    2017-10-15

    In this work we revisit the MIT bag model to describe quark matter within both the usual Fermi-Dirac and the Tsallis statistics. We verify the effects of the non-additivity of the latter by analysing two different pictures: the first order phase transition of the QCD phase diagram and stellar matter properties. While the QCD phase diagram is visually affected by the Tsallis statistics, the resulting effects on quark star macroscopic properties are barely noticed. (orig.)

  16. Place attachment and social legitimacy: Revisiting the sustainable entrepreneurship journey

    OpenAIRE

    Kibler, E; Fink, M; Lang, R; Munoz, PA

    2015-01-01

    This paper revisits the sustainable entrepreneurship journey by introducing a ‘place- based’ sustainable venture path model. We suggest that distinguishing between emo- tional (‘caring about the place’) and instrumental (‘using the place’) place attachment of sustainable entrepreneurs deepens our understanding of how place-based challenges of sustainable venture legitimacy are managed over time. We conclude with avenues for future sustainable entrepreneurship research.

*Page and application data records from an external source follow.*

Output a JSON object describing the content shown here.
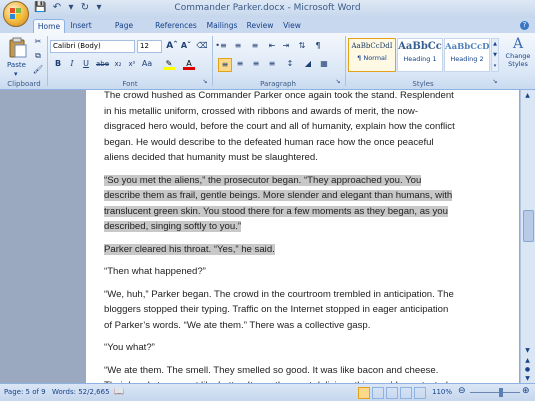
{
  "window": {
    "title": "Commander Parker.docx - Microsoft Word"
  },
  "tabs": [
    "Home",
    "Insert",
    "Page Layout",
    "References",
    "Mailings",
    "Review",
    "View"
  ],
  "ribbon": {
    "clipboard": {
      "label": "Clipboard",
      "paste": "Paste"
    },
    "font": {
      "label": "Font",
      "name": "Calibri (Body)",
      "size": "12"
    },
    "paragraph": {
      "label": "Paragraph"
    },
    "styles": {
      "label": "Styles",
      "items": [
        {
          "preview": "AaBbCcDdI",
          "name": "¶ Normal"
        },
        {
          "preview": "AaBbCc",
          "name": "Heading 1"
        },
        {
          "preview": "AaBbCcD",
          "name": "Heading 2"
        }
      ],
      "change": "Change Styles"
    }
  },
  "document": {
    "paragraphs": [
      {
        "text": "The crowd hushed as Commander Parker once again took the stand. Resplendent in his metallic uniform, crossed with ribbons and awards of merit, the now-disgraced hero would, before the court and all of humanity, explain how the conflict began. He would describe to the defeated human race how the once peaceful aliens decided that humanity must be slaughtered.",
        "highlight": false
      },
      {
        "text": "“So you met the aliens,” the prosecutor began. “They approached you. You describe them as frail, gentle beings. More slender and elegant than humans, with translucent green skin. You stood there for a few moments as they began, as you described, singing softly to you.”",
        "highlight": true
      },
      {
        "text": "Parker cleared his throat. “Yes,” he said.",
        "highlight": true
      },
      {
        "text": "“Then what happened?”",
        "highlight": false
      },
      {
        "text": "“We, huh,” Parker began. The crowd in the courtroom trembled in anticipation. The bloggers stopped their typing. Traffic on the Internet stopped in eager anticipation of Parker’s words. “We ate them.” There was a collective gasp.",
        "highlight": false
      },
      {
        "text": "“You what?”",
        "highlight": false
      },
      {
        "text": "“We ate them. The smell. They smelled so good. It was like bacon and cheese. Their heads tore apart like butter. It was the most delicious thing we’d ever tasted. And then we wanted more.”",
        "highlight": false
      }
    ]
  },
  "status": {
    "page": "Page: 5 of 9",
    "words": "Words: 52/2,665",
    "zoom": "110%"
  }
}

  17. Radiation Therapy

    Science.gov (United States)

    ... radiation may be external, from special machines, or internal, from radioactive substances that a doctor places inside your body. The type of radiation therapy you receive depends on many factors, including The ...

  18. Radiation safety

    International Nuclear Information System (INIS)

    Woods, D.A.

    1982-01-01

    Sections include: dose units, dose limits, dose rate, potential hazards of ionizing radiations, control of internal and external radiation exposure, personal dosemeters, monitoring programs and transport of radioactive material (packaging and shielding)

  19. Radiation Therapy

    Science.gov (United States)

    ... kill any cancer cells that remain. Lifetime Dose Limits There is a limit to the amount of radiation an area of ... total dose of radiation more quickly or to limit damage to healthy cells. Different ways of delivering ...

  20. Radiation Emergencies

    Science.gov (United States)

    ... amounts of radiation and could be caused by Dirty bombs - a mix of explosives with radioactive powder Fallout from a nuclear bomb Accidental release from a nuclear reactor or a nuclear weapons plant A lot of radiation over a short ...